  3. Should I have worked more with him on all subjects at an early stage or gotten a tutor, at least?  I hate to admit it, but it’s true — I didn’t work with him very hard at home.  I was always self-motivated, so I never even imagined that our own kids would need extra help.  Yes, I was busy with my own career and running the household, but I should have stopped and taken notice when his grades began slipping…in preschool.
  4. Maybe I should have been a helicopter parent, after all.  I fought that notion like crazy.  I didn’t want to hover over my kids, because I believed one should take ownership of their own lives.  But maybe, for some kids, they need more guidance.  I should have ignored his plea to get out of his personal space during homework.  I should have installed that hidden camera to verify that he actually was doing his work while I took off on errands when, in fact, he was probably on E-trade.
  5. Should I have sent him to a different (and easier) middle school than the one he goes to now?  He wanted to stay with his group of good friends so didn’t want to switch schools, but maybe I should have insisted.

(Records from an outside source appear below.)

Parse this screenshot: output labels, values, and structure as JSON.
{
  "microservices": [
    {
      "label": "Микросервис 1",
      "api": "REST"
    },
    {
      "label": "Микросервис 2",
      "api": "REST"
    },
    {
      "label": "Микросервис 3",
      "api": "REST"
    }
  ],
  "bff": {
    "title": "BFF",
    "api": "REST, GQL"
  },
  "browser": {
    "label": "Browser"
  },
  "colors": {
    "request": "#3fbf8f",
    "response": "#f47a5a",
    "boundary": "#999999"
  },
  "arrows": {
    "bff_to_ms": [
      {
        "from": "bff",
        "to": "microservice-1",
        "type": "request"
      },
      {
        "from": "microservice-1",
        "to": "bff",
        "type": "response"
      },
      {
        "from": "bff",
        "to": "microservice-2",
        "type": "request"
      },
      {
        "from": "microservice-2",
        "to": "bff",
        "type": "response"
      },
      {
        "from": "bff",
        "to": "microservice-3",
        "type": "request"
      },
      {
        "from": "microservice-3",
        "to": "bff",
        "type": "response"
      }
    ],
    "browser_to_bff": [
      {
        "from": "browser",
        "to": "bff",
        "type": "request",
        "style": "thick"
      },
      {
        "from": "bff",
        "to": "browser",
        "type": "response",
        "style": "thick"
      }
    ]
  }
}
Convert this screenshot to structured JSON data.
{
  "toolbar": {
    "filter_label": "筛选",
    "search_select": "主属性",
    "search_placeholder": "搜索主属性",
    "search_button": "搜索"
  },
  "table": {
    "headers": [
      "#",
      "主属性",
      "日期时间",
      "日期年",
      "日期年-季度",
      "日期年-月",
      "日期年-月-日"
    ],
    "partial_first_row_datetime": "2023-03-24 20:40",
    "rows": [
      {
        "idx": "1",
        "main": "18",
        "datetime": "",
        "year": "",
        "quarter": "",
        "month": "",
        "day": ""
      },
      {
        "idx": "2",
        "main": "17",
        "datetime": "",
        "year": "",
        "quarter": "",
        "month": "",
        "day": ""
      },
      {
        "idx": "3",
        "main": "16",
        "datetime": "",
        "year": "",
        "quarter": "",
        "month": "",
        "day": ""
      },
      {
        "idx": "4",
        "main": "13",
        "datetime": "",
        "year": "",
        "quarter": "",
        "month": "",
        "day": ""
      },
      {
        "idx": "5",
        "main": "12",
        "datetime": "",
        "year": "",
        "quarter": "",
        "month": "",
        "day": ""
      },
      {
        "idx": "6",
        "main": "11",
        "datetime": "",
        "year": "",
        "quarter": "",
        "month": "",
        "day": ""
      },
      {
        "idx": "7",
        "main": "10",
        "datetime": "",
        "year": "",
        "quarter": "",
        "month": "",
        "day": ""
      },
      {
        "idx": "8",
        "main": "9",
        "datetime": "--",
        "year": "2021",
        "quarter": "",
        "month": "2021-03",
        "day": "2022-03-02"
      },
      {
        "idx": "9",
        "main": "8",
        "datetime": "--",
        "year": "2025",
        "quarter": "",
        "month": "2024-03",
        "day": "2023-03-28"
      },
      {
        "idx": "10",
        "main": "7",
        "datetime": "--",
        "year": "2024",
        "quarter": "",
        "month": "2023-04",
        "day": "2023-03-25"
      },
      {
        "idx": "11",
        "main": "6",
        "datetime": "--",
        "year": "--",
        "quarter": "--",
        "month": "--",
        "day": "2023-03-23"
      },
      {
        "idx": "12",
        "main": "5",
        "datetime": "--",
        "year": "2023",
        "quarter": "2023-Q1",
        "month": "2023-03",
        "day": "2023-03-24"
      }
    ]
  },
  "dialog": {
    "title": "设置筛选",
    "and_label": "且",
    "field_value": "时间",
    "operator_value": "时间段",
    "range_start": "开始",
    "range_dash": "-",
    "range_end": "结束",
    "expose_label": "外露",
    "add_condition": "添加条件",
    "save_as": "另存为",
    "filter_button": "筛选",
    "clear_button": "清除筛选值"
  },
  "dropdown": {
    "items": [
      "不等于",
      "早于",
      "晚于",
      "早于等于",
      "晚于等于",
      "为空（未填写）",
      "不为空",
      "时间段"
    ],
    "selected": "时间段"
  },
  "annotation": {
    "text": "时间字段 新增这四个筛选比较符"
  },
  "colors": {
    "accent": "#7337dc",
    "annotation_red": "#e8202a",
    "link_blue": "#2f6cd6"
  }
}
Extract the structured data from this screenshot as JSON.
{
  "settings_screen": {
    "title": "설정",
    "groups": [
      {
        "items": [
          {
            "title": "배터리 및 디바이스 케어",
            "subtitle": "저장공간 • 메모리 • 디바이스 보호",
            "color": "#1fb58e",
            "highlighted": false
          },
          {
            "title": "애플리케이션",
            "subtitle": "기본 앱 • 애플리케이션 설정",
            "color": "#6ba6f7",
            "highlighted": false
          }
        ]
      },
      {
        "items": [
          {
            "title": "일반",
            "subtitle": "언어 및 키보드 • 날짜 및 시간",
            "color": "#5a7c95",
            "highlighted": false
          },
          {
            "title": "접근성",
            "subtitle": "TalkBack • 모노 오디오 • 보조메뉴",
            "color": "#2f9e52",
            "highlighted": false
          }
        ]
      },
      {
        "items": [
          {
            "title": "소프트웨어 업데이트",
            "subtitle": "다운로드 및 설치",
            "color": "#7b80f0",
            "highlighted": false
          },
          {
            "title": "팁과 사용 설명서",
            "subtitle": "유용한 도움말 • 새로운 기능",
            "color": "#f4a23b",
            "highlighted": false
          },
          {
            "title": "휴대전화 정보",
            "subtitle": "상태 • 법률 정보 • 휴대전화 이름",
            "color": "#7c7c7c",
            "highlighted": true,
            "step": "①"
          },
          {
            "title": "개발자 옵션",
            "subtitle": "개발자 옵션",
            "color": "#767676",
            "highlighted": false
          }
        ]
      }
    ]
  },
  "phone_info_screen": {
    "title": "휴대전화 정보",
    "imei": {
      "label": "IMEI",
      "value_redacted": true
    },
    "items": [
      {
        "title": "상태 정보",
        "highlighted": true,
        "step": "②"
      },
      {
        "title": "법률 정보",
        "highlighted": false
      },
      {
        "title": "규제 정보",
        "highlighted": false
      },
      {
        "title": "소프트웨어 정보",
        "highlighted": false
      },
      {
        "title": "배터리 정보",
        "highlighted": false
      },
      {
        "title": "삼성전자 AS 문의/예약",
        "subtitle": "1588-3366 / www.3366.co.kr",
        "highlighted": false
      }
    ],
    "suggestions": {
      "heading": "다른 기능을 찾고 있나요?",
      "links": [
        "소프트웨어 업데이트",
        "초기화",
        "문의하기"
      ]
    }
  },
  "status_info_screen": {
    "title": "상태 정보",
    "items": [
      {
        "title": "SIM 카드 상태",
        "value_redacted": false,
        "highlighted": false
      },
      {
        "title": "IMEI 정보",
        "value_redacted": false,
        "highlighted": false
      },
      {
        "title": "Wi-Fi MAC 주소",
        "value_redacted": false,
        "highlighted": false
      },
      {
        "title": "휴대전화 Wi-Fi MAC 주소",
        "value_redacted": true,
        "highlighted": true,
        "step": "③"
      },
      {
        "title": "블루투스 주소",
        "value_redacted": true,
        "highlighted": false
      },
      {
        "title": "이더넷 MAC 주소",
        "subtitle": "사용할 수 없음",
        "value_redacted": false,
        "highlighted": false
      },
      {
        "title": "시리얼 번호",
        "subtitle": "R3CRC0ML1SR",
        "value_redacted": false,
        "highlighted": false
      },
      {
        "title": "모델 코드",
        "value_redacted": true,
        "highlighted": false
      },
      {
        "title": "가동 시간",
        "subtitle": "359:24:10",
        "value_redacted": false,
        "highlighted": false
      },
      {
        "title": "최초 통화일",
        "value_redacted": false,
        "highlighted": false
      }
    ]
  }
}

So many regrets.  But then I know a God who can still redeem any situation and eventually bring Him glory while making us grow.  High school is right around the corner.  Good thing middle school grades are not on college transcripts.  I think we can still redeem this situation…

Ya think?